** Required action **
Return every entry exactly, except for any pictures.

[Excerpts from an interface dataset]
▶

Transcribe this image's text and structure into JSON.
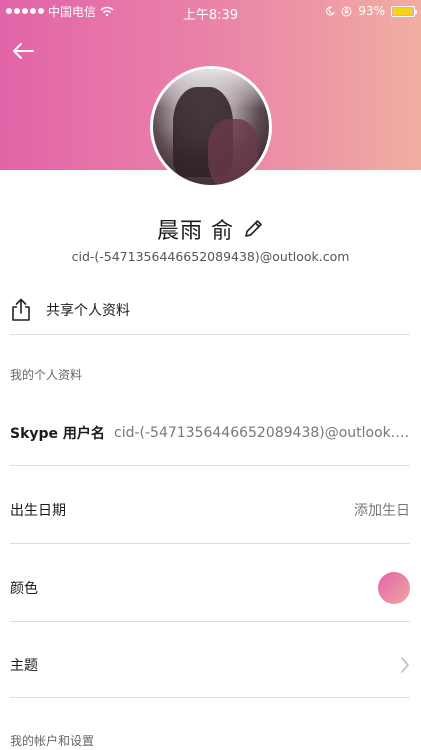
{
  "status_bar": {
    "carrier": "中国电信",
    "time": "上午8:39",
    "battery": "93%",
    "battery_level": 0.93
  },
  "profile": {
    "name": "晨雨 俞",
    "email": "cid-(-5471356446652089438)@outlook.com"
  },
  "share": {
    "label": "共享个人资料"
  },
  "sections": {
    "my_profile": "我的个人资料",
    "account": "我的帐户和设置"
  },
  "rows": {
    "skype": {
      "label": "Skype 用户名",
      "value": "cid-(-5471356446652089438)@outlook.com"
    },
    "birthday": {
      "label": "出生日期",
      "value": "添加生日"
    },
    "color": {
      "label": "颜色"
    },
    "theme": {
      "label": "主题"
    }
  },
  "colors": {
    "accent_start": "#e264a8",
    "accent_end": "#f1aea2"
  }
}
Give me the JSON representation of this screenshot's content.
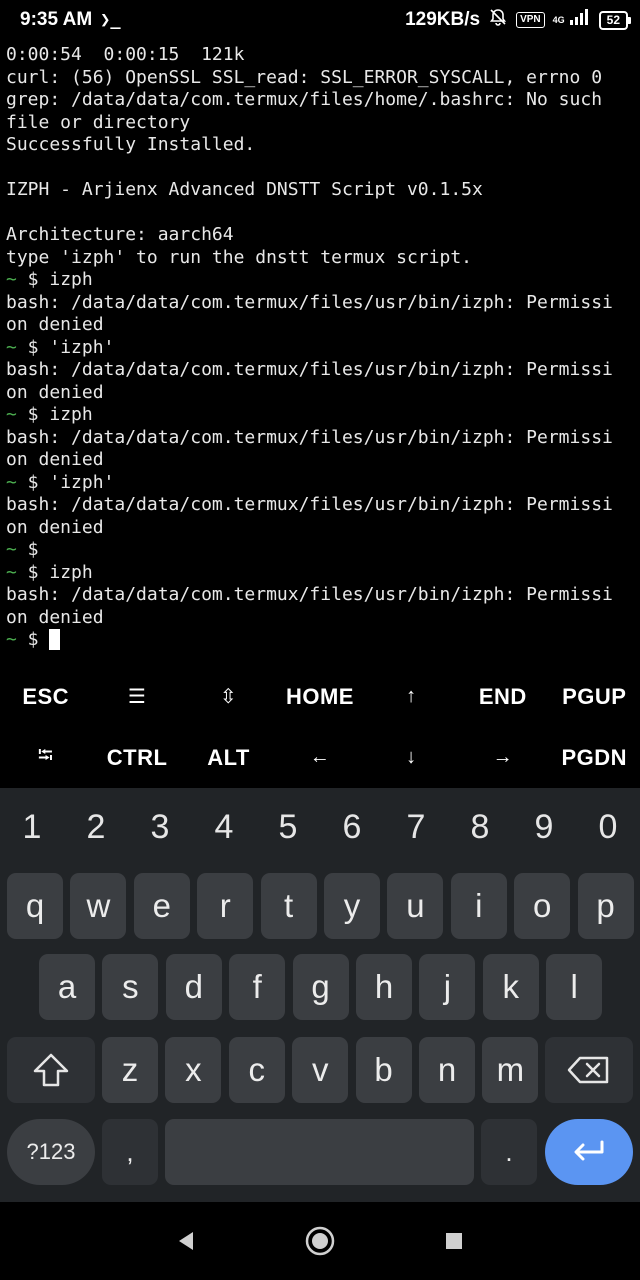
{
  "status_bar": {
    "time": "9:35 AM",
    "terminal_indicator": "❯_",
    "net_speed": "129KB/s",
    "vpn": "VPN",
    "network_type": "4G",
    "battery": "52"
  },
  "terminal": {
    "lines": [
      {
        "text": "0:00:54  0:00:15  121k"
      },
      {
        "text": "curl: (56) OpenSSL SSL_read: SSL_ERROR_SYSCALL, errno 0"
      },
      {
        "text": "grep: /data/data/com.termux/files/home/.bashrc: No such"
      },
      {
        "text": "file or directory"
      },
      {
        "text": "Successfully Installed."
      },
      {
        "text": ""
      },
      {
        "text": "IZPH - Arjienx Advanced DNSTT Script v0.1.5x"
      },
      {
        "text": ""
      },
      {
        "text": "Architecture: aarch64"
      },
      {
        "text": "type 'izph' to run the dnstt termux script."
      },
      {
        "prompt": "~",
        "text": " $ izph"
      },
      {
        "text": "bash: /data/data/com.termux/files/usr/bin/izph: Permissi"
      },
      {
        "text": "on denied"
      },
      {
        "prompt": "~",
        "text": " $ 'izph'"
      },
      {
        "text": "bash: /data/data/com.termux/files/usr/bin/izph: Permissi"
      },
      {
        "text": "on denied"
      },
      {
        "prompt": "~",
        "text": " $ izph"
      },
      {
        "text": "bash: /data/data/com.termux/files/usr/bin/izph: Permissi"
      },
      {
        "text": "on denied"
      },
      {
        "prompt": "~",
        "text": " $ 'izph'"
      },
      {
        "text": "bash: /data/data/com.termux/files/usr/bin/izph: Permissi"
      },
      {
        "text": "on denied"
      },
      {
        "prompt": "~",
        "text": " $"
      },
      {
        "prompt": "~",
        "text": " $ izph"
      },
      {
        "text": "bash: /data/data/com.termux/files/usr/bin/izph: Permissi"
      },
      {
        "text": "on denied"
      }
    ],
    "current_prompt": "~",
    "current_input": " $ "
  },
  "extra_keys": {
    "row1": [
      {
        "label": "ESC",
        "name": "esc-key"
      },
      {
        "label": "☰",
        "name": "drawer-key",
        "sym": true
      },
      {
        "label": "⇳",
        "name": "keyboard-toggle-key",
        "sym": true
      },
      {
        "label": "HOME",
        "name": "home-key"
      },
      {
        "label": "↑",
        "name": "arrow-up-key",
        "sym": true
      },
      {
        "label": "END",
        "name": "end-key"
      },
      {
        "label": "PGUP",
        "name": "pgup-key"
      }
    ],
    "row2": [
      {
        "label": "⭾",
        "name": "tab-key",
        "sym": true
      },
      {
        "label": "CTRL",
        "name": "ctrl-key"
      },
      {
        "label": "ALT",
        "name": "alt-key"
      },
      {
        "label": "←",
        "name": "arrow-left-key",
        "sym": true
      },
      {
        "label": "↓",
        "name": "arrow-down-key",
        "sym": true
      },
      {
        "label": "→",
        "name": "arrow-right-key",
        "sym": true
      },
      {
        "label": "PGDN",
        "name": "pgdn-key"
      }
    ]
  },
  "keyboard": {
    "numbers": [
      "1",
      "2",
      "3",
      "4",
      "5",
      "6",
      "7",
      "8",
      "9",
      "0"
    ],
    "row1": [
      "q",
      "w",
      "e",
      "r",
      "t",
      "y",
      "u",
      "i",
      "o",
      "p"
    ],
    "row2": [
      "a",
      "s",
      "d",
      "f",
      "g",
      "h",
      "j",
      "k",
      "l"
    ],
    "row3": [
      "z",
      "x",
      "c",
      "v",
      "b",
      "n",
      "m"
    ],
    "symbols_label": "?123",
    "comma": ",",
    "period": "."
  },
  "colors": {
    "background": "#000000",
    "keyboard_bg": "#212427",
    "key_bg": "#3b3e42",
    "enter_key": "#5b95f2",
    "prompt_tilde": "#4caf50"
  }
}
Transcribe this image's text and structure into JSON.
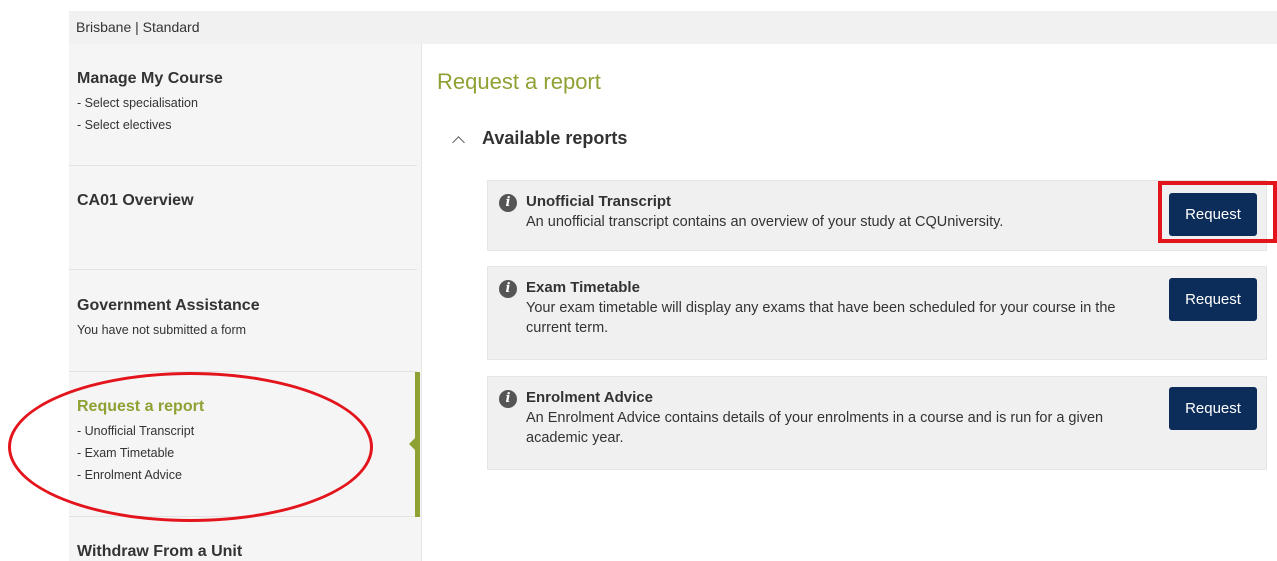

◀

** Expected answer **
Transcribe this image's text and structure into JSON.
{
  "status_bar": {
    "carrier": "中国电信",
    "time": "上午8:39",
    "battery": "93%",
    "battery_level": 0.93
  },
  "profile": {
    "name": "晨雨 俞",
    "email": "cid-(-5471356446652089438)@outlook.com"
  },
  "share": {
    "label": "共享个人资料"
  },
  "sections": {
    "my_profile": "我的个人资料",
    "account": "我的帐户和设置"
  },
  "rows": {
    "skype": {
      "label": "Skype 用户名",
      "value": "cid-(-5471356446652089438)@outlook.com"
    },
    "birthday": {
      "label": "出生日期",
      "value": "添加生日"
    },
    "color": {
      "label": "颜色"
    },
    "theme": {
      "label": "主题"
    }
  },
  "colors": {
    "accent_start": "#e264a8",
    "accent_end": "#f1aea2"
  }
}
Give me the JSON representation of this screenshot's content.
{
  "status_bar": {
    "time": "9:35 AM",
    "terminal_indicator": "❯_",
    "net_speed": "129KB/s",
    "vpn": "VPN",
    "network_type": "4G",
    "battery": "52"
  },
  "terminal": {
    "lines": [
      {
        "text": "0:00:54  0:00:15  121k"
      },
      {
        "text": "curl: (56) OpenSSL SSL_read: SSL_ERROR_SYSCALL, errno 0"
      },
      {
        "text": "grep: /data/data/com.termux/files/home/.bashrc: No such"
      },
      {
        "text": "file or directory"
      },
      {
        "text": "Successfully Installed."
      },
      {
        "text": ""
      },
      {
        "text": "IZPH - Arjienx Advanced DNSTT Script v0.1.5x"
      },
      {
        "text": ""
      },
      {
        "text": "Architecture: aarch64"
      },
      {
        "text": "type 'izph' to run the dnstt termux script."
      },
      {
        "prompt": "~",
        "text": " $ izph"
      },
      {
        "text": "bash: /data/data/com.termux/files/usr/bin/izph: Permissi"
      },
      {
        "text": "on denied"
      },
      {
        "prompt": "~",
        "text": " $ 'izph'"
      },
      {
        "text": "bash: /data/data/com.termux/files/usr/bin/izph: Permissi"
      },
      {
        "text": "on denied"
      },
      {
        "prompt": "~",
        "text": " $ izph"
      },
      {
        "text": "bash: /data/data/com.termux/files/usr/bin/izph: Permissi"
      },
      {
        "text": "on denied"
      },
      {
        "prompt": "~",
        "text": " $ 'izph'"
      },
      {
        "text": "bash: /data/data/com.termux/files/usr/bin/izph: Permissi"
      },
      {
        "text": "on denied"
      },
      {
        "prompt": "~",
        "text": " $"
      },
      {
        "prompt": "~",
        "text": " $ izph"
      },
      {
        "text": "bash: /data/data/com.termux/files/usr/bin/izph: Permissi"
      },
      {
        "text": "on denied"
      }
    ],
    "current_prompt": "~",
    "current_input": " $ "
  },
  "extra_keys": {
    "row1": [
      {
        "label": "ESC",
        "name": "esc-key"
      },
      {
        "label": "☰",
        "name": "drawer-key",
        "sym": true
      },
      {
        "label": "⇳",
        "name": "keyboard-toggle-key",
        "sym": true
      },
      {
        "label": "HOME",
        "name": "home-key"
      },
      {
        "label": "↑",
        "name": "arrow-up-key",
        "sym": true
      },
      {
        "label": "END",
        "name": "end-key"
      },
      {
        "label": "PGUP",
        "name": "pgup-key"
      }
    ],
    "row2": [
      {
        "label": "⭾",
        "name": "tab-key",
        "sym": true
      },
      {
        "label": "CTRL",
        "name": "ctrl-key"
      },
      {
        "label": "ALT",
        "name": "alt-key"
      },
      {
        "label": "←",
        "name": "arrow-left-key",
        "sym": true
      },
      {
        "label": "↓",
        "name": "arrow-down-key",
        "sym": true
      },
      {
        "label": "→",
        "name": "arrow-right-key",
        "sym": true
      },
      {
        "label": "PGDN",
        "name": "pgdn-key"
      }
    ]
  },
  "keyboard": {
    "numbers": [
      "1",
      "2",
      "3",
      "4",
      "5",
      "6",
      "7",
      "8",
      "9",
      "0"
    ],
    "row1": [
      "q",
      "w",
      "e",
      "r",
      "t",
      "y",
      "u",
      "i",
      "o",
      "p"
    ],
    "row2": [
      "a",
      "s",
      "d",
      "f",
      "g",
      "h",
      "j",
      "k",
      "l"
    ],
    "row3": [
      "z",
      "x",
      "c",
      "v",
      "b",
      "n",
      "m"
    ],
    "symbols_label": "?123",
    "comma": ",",
    "period": "."
  },
  "colors": {
    "background": "#000000",
    "keyboard_bg": "#212427",
    "key_bg": "#3b3e42",
    "enter_key": "#5b95f2",
    "prompt_tilde": "#4caf50"
  }
}
Transcribe this image's text and structure into JSON.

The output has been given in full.